• Assignment: Please return every line of the records that contains the word "output".

++++ Data supplied

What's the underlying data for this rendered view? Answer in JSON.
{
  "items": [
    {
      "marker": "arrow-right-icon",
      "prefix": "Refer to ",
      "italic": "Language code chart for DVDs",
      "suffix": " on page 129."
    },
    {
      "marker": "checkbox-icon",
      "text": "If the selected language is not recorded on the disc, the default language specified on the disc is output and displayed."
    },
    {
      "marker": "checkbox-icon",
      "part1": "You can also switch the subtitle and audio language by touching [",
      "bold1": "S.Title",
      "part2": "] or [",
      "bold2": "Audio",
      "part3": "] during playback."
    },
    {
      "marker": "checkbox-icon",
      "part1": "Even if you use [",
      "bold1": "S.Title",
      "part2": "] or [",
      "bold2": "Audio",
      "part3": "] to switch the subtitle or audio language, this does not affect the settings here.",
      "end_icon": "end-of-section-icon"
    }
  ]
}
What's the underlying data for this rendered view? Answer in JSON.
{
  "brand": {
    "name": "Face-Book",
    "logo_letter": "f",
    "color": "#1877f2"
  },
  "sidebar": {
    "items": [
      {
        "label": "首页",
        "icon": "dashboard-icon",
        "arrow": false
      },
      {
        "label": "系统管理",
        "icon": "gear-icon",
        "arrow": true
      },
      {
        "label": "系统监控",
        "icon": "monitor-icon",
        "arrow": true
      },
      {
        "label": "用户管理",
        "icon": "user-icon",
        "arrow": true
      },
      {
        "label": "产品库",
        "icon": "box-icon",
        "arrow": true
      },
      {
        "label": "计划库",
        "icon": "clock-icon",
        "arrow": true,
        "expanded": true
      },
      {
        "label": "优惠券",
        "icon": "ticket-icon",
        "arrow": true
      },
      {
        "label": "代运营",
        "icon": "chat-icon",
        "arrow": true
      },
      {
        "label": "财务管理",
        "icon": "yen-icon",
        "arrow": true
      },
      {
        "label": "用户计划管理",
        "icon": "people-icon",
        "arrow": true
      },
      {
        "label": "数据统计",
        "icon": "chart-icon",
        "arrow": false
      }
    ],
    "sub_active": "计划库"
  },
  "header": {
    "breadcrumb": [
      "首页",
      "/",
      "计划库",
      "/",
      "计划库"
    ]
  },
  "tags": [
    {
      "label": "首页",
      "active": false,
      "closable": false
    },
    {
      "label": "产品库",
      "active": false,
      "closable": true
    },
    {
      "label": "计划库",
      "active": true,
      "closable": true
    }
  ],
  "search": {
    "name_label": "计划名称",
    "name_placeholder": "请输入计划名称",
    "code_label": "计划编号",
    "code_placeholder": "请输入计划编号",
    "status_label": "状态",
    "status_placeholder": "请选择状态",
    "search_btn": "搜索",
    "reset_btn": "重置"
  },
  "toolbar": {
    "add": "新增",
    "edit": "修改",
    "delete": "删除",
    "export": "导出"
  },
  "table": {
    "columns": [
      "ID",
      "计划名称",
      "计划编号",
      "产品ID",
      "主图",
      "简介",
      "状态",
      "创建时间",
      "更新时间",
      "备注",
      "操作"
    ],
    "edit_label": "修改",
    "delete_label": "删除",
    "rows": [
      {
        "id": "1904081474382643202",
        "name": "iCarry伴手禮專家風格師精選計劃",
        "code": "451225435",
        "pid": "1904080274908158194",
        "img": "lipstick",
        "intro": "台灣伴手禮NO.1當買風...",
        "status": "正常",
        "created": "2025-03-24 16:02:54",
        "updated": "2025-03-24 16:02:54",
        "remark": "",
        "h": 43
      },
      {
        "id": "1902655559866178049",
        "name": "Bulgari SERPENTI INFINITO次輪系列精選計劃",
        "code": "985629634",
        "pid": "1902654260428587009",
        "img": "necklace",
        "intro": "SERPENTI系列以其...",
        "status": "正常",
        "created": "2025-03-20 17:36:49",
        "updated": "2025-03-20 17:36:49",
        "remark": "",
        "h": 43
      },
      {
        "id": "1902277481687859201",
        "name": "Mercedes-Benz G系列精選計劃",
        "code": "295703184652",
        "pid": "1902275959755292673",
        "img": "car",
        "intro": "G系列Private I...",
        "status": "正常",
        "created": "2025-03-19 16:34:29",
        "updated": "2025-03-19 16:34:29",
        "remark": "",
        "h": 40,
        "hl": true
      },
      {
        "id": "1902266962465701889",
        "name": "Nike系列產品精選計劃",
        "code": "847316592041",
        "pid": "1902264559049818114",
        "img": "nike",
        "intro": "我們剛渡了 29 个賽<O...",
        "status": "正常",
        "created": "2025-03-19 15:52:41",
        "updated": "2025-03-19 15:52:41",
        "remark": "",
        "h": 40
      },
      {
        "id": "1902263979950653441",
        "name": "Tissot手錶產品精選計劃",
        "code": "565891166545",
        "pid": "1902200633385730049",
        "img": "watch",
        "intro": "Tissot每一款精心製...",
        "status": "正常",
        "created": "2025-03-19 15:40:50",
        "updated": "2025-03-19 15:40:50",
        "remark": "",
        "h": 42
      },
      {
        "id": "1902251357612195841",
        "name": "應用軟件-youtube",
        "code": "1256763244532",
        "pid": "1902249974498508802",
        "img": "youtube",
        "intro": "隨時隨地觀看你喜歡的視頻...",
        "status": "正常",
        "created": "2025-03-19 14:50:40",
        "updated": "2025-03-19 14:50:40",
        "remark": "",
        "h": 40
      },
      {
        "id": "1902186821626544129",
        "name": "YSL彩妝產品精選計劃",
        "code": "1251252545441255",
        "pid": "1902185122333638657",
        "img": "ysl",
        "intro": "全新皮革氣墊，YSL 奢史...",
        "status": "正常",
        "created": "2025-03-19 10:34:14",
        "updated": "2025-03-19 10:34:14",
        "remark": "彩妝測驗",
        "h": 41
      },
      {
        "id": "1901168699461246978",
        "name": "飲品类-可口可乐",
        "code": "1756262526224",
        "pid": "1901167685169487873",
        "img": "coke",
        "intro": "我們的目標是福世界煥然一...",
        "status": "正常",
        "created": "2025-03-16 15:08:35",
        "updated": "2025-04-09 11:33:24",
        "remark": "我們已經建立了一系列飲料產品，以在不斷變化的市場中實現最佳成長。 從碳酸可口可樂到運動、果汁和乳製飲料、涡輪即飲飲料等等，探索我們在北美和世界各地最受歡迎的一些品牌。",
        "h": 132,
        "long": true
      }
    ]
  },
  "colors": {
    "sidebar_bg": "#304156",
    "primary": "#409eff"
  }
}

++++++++
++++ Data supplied

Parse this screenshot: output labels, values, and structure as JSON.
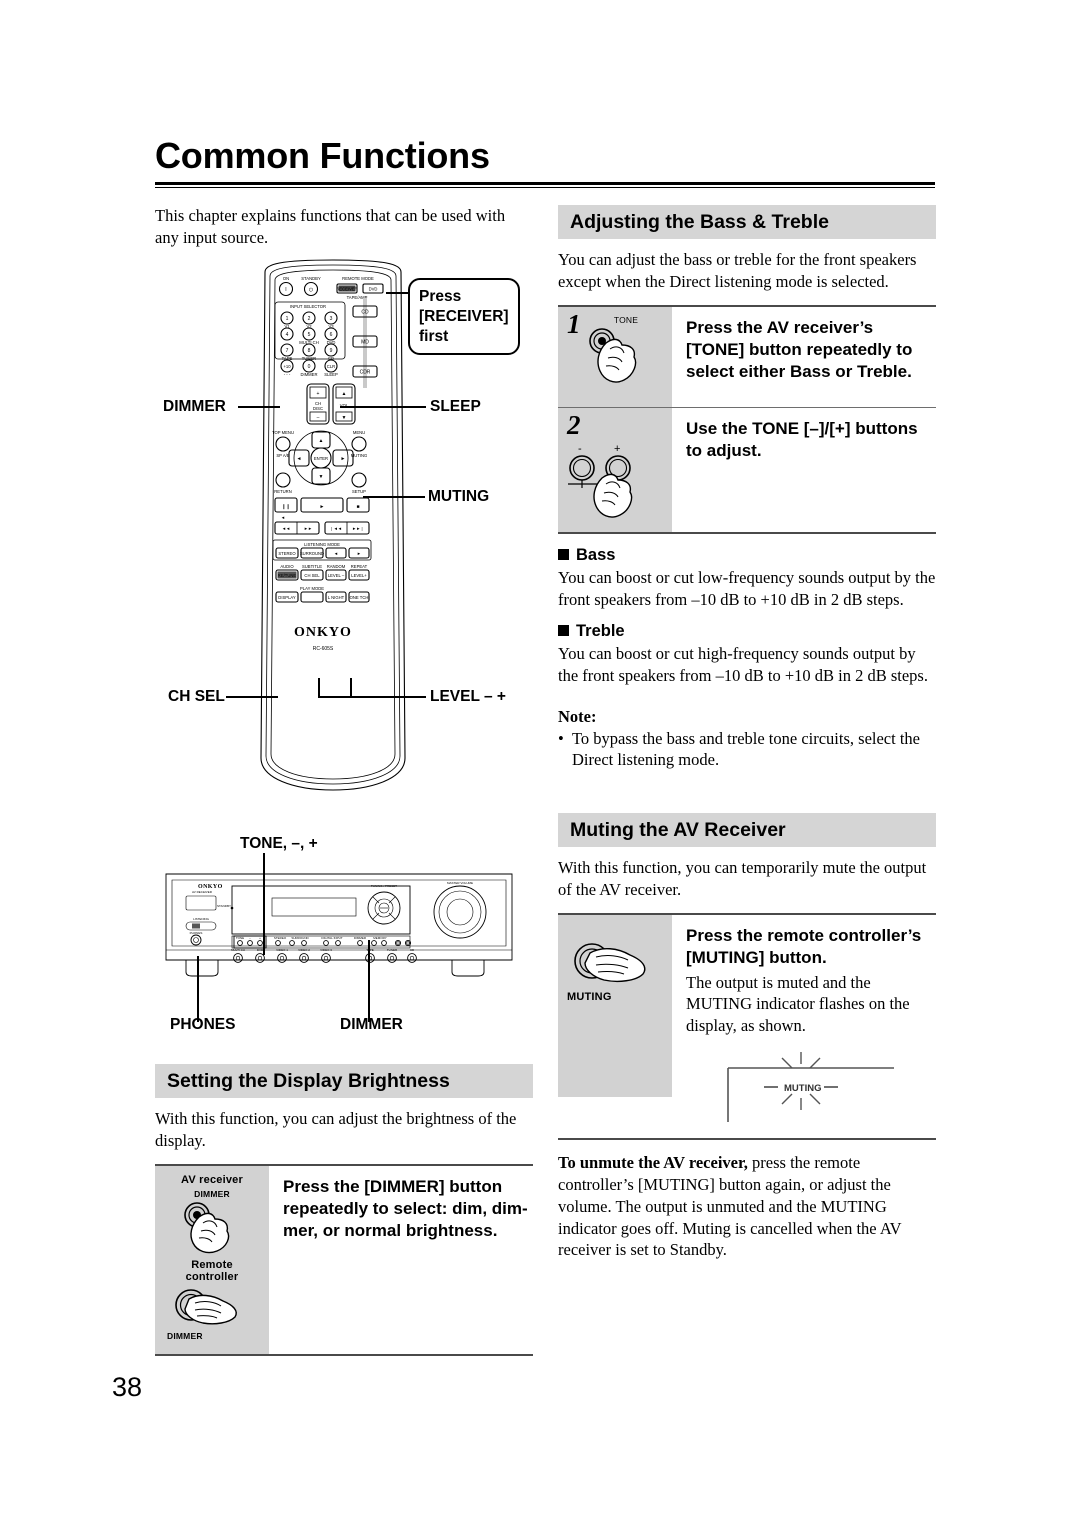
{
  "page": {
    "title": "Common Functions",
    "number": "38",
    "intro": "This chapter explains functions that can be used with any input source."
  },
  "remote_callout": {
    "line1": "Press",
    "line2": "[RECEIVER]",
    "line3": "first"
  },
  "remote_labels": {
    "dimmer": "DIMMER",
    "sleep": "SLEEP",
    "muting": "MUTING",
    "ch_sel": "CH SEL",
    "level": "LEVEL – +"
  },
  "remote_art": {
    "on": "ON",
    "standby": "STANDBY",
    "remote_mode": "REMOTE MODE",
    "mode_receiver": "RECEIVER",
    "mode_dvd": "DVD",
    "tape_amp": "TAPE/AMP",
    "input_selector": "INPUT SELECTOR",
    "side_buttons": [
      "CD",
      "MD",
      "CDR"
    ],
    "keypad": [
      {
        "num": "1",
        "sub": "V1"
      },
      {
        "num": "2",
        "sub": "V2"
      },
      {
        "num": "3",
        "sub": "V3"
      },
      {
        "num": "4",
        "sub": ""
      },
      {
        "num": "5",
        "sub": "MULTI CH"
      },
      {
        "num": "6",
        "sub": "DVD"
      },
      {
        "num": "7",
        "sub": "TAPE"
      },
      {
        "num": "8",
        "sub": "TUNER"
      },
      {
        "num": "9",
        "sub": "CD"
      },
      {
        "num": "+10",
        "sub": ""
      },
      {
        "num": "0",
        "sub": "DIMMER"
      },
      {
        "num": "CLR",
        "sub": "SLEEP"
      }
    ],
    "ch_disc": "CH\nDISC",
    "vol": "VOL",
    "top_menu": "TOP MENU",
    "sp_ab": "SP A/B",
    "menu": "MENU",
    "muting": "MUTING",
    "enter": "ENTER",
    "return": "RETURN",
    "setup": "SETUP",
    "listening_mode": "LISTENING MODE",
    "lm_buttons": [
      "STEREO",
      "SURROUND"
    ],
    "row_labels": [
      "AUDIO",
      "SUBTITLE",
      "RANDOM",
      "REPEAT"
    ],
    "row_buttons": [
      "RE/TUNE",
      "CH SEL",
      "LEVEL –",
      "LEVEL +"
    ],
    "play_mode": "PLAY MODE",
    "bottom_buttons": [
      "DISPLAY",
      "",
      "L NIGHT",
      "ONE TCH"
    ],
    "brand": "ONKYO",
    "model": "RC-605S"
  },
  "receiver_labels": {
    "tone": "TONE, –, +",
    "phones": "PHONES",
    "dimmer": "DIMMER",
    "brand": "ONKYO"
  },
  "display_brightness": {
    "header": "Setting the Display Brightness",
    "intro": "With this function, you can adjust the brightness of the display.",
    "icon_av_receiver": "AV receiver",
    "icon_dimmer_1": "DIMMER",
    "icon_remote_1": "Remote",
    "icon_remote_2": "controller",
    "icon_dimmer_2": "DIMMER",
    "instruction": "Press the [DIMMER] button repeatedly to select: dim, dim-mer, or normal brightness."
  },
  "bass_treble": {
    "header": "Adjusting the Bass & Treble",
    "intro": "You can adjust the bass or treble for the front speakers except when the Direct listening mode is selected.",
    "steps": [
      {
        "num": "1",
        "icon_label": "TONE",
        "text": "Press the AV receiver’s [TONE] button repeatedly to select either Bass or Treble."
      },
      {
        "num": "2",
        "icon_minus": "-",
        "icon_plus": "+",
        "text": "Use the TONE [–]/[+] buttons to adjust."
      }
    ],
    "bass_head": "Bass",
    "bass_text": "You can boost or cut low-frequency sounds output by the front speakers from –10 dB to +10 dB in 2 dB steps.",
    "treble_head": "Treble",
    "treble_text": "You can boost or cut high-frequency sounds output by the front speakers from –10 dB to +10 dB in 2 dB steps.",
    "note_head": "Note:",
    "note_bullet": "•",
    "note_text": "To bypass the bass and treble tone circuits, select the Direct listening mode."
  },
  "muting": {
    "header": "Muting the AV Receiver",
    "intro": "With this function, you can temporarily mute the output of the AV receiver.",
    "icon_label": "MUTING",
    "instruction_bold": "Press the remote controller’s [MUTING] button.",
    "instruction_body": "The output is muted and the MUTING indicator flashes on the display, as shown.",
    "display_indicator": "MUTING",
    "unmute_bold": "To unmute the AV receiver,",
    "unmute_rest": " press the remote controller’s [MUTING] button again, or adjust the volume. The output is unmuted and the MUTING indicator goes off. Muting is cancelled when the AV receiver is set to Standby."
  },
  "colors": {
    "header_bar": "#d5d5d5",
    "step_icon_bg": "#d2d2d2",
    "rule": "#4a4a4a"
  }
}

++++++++

• Solution:
      "text": "If the selected language is not recorded on the disc, the default language specified on the disc is output and displayed."
Parse this screenshot: output labels, values, and structure as JSON.
    "bass_text": "You can boost or cut low-frequency sounds output by the front speakers from –10 dB to +10 dB in 2 dB steps.",
    "treble_text": "You can boost or cut high-frequency sounds output by the front speakers from –10 dB to +10 dB in 2 dB steps.",
    "intro": "With this function, you can temporarily mute the output of the AV receiver.",
    "instruction_body": "The output is muted and the MUTING indicator flashes on the display, as shown.",
    "unmute_rest": " press the remote controller’s [MUTING] button again, or adjust the volume. The output is unmuted and the MUTING indicator goes off. Muting is cancelled when the AV receiver is set to Standby."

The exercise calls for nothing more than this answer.